I have worked on numerous Not-For-Profit (NFP) organisations over my career at Accru Melbourne and looking back I’ve noticed a considerable shift particularly in the last few years. Maybe that shift is coming from within these organisations or maybe it’s due to external pressures, or even a combination of both of these factors. Wherever this shift has come from, I believe it has been a long overdue and important shift.
Going back ten to fifteen years ago, just about every NFP I worked on was a not-for-profit in every way. The organisation would have a zero budget and the aim for the following twelve months was to break-even. If the first cut budget showed a surplus then it would need to be revisited and an expense line would need to be adjusted in order for the mandatory break-even point to be achieved. Boards and management generally cringed when it looked like a surplus could possibly the result for the year and measures including increasing expenditure would need to be taken.
Budgeting to break-even breeds inefficiency, stalls innovation and condemns an organisation to a relatively short existence. Just like Darwinism, only the fittest will survive! In recent years some NFP organisations have seen the light and decided to change the culture within. Efficiency and innovation have been the clear winners here. Without the change many of these organisations would have not have had their funding renewed or been successful in winning new tenders as the government sought out the larger and more efficient organisations.
A lot of NFP organisations are now run like for-profit businesses – and they should be! They are efficient, maximising returns on investments, donations and employees whilst reducing costs such as professional fees, printing and travel. Many organisations empower their program managers or equivalents to take ownership of their budgets and produce efficient spending and therefore results. Boards no longer cringe when a surplus is budgeted and many have embraced the reality: that to remain commercially viable organisations need to be efficient and innovative.

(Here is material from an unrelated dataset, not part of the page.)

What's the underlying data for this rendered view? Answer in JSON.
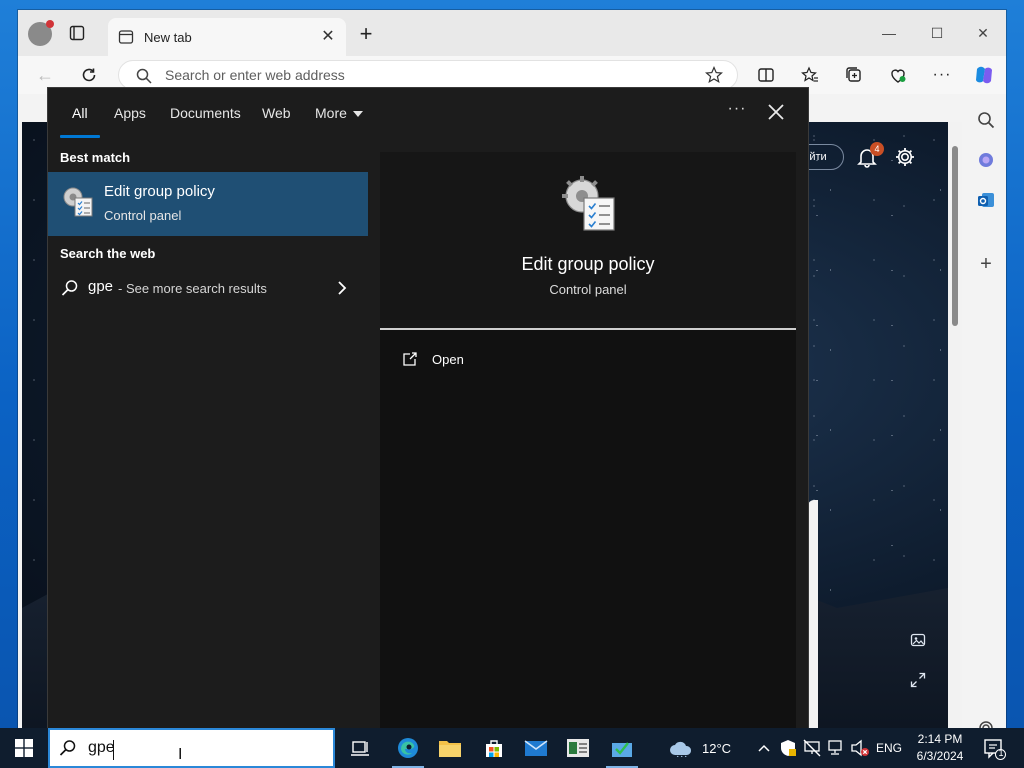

My contention has always been and still is: the more efficient a NFP is, the faster they can achieve their stated objectives. Increased returns on investments, donations and employees simply means there are more funds for the betterment of the objectives of these wonderful organisations. There’s nothing wrong with a NFP simply doing more good work!